This nonfiction book for middle-grade readers shows artistic images about the history of an African American neighborhood in Fayetteville, North Carolina- its people, values, traditions and culture. All segments of the College Heights population (schools, university and community) came together to paint a one block long mural called the 'Wall of Honor'.
High school social worker Dorothy Fielder conceived the project for her at risk students who enjoyed trips. Rather than painting nationally known figures, they chose to honor the local heroes- people in their own neighborhood who lived good lives worth emulating. The artwork has been updated and maintained by the community for over 25 years.
The mural describes scenes of life and culture in Africa, the voyage through the middle passage, and enslavement in America. It shows people who organized to resist injustices of the Jim Crow era, and people in a multitude of professions who worked to sustain families, churches, and organizations. The mural profiles people who participated in building a strong stable community through education, hard work, faith, and unity.
Along with 20 full page images of the wall, this book provides the literary expression of the philosophy behind each wall panel. It tells the story of everyday heroes and heroines who may not be stars, but who plod through hard times -facing struggles, and overcoming challenges- for little recognition beyond their small circle.
This neighborhood mural project is a public reminder for the people who view it that you don't have to be a figure on the national stage to make a difference. We all have an important role to play in our own families, churches, organizations, and communities: to combine our forces to do positive things in the world. This book is the first of a series.

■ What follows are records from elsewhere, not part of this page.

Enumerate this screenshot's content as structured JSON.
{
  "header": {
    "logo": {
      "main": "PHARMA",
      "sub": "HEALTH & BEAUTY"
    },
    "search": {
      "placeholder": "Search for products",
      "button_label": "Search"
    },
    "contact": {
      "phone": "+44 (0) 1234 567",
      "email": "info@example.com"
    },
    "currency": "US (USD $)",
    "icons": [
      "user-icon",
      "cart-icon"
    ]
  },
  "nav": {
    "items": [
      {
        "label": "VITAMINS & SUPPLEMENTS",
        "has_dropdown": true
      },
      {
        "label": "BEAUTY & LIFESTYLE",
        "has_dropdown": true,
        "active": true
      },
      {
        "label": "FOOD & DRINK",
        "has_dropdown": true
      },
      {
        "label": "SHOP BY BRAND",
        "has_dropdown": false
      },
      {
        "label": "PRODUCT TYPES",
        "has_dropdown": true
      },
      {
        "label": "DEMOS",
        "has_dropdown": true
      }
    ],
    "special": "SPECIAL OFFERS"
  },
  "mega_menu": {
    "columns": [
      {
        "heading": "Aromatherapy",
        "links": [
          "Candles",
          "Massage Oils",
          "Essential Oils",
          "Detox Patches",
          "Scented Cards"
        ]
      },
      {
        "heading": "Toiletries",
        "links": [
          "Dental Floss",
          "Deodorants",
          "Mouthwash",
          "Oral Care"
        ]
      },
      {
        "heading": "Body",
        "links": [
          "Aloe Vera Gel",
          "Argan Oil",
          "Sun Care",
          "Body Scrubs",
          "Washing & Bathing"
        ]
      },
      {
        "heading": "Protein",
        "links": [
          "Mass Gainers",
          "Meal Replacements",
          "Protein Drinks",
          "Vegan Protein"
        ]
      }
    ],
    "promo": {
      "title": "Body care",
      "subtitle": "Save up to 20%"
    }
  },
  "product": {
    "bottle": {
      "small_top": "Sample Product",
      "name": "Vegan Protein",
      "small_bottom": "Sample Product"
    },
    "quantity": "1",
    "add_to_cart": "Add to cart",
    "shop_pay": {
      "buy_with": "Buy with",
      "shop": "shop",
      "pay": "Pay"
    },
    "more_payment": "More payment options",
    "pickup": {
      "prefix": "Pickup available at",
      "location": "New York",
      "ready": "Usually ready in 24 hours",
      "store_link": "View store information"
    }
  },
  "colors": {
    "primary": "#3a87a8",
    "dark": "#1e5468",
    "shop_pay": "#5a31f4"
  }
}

Future installments are intended to expand on the biographies of the people depicted on the Wall of Honor, and add to it, with family members and neighbors submitting the stories of other people who have contributed to building a strong community.